# [PROBLEM TO SOLVE]
Every record must appear in the response exactly as given.

(Component data from apps and pages)
* * * *
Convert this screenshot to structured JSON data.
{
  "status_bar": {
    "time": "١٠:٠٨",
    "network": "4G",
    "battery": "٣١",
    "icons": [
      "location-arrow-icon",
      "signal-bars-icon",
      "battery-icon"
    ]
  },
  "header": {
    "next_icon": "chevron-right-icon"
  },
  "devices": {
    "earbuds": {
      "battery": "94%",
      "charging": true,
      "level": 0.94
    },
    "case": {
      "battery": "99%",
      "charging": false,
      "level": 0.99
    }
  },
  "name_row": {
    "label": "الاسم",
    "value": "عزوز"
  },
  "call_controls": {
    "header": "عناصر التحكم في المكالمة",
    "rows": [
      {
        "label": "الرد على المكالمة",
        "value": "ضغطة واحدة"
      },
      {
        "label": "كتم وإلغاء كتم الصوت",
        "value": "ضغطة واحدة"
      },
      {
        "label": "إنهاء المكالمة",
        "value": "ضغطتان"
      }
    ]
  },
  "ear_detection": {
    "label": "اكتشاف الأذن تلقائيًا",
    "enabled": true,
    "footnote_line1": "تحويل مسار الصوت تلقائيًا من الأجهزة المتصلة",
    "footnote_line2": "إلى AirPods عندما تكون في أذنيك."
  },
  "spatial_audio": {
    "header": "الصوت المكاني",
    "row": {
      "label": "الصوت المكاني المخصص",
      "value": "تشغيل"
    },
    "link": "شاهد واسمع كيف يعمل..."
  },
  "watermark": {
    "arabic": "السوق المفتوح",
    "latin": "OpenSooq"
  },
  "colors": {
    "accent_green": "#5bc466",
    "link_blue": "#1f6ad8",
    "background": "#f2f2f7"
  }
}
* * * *
# [EXPECTED ANSWER]
Convert this screenshot to structured JSON data.
{
  "status_bar": {
    "time": "١٠:٠٨",
    "network": "4G",
    "battery": "٣١",
    "icons": [
      "location-arrow-icon",
      "signal-bars-icon",
      "battery-icon"
    ]
  },
  "header": {
    "next_icon": "chevron-right-icon"
  },
  "devices": {
    "earbuds": {
      "battery": "94%",
      "charging": true,
      "level": 0.94
    },
    "case": {
      "battery": "99%",
      "charging": false,
      "level": 0.99
    }
  },
  "name_row": {
    "label": "الاسم",
    "value": "عزوز"
  },
  "call_controls": {
    "header": "عناصر التحكم في المكالمة",
    "rows": [
      {
        "label": "الرد على المكالمة",
        "value": "ضغطة واحدة"
      },
      {
        "label": "كتم وإلغاء كتم الصوت",
        "value": "ضغطة واحدة"
      },
      {
        "label": "إنهاء المكالمة",
        "value": "ضغطتان"
      }
    ]
  },
  "ear_detection": {
    "label": "اكتشاف الأذن تلقائيًا",
    "enabled": true,
    "footnote_line1": "تحويل مسار الصوت تلقائيًا من الأجهزة المتصلة",
    "footnote_line2": "إلى AirPods عندما تكون في أذنيك."
  },
  "spatial_audio": {
    "header": "الصوت المكاني",
    "row": {
      "label": "الصوت المكاني المخصص",
      "value": "تشغيل"
    },
    "link": "شاهد واسمع كيف يعمل..."
  },
  "watermark": {
    "arabic": "السوق المفتوح",
    "latin": "OpenSooq"
  },
  "colors": {
    "accent_green": "#5bc466",
    "link_blue": "#1f6ad8",
    "background": "#f2f2f7"
  }
}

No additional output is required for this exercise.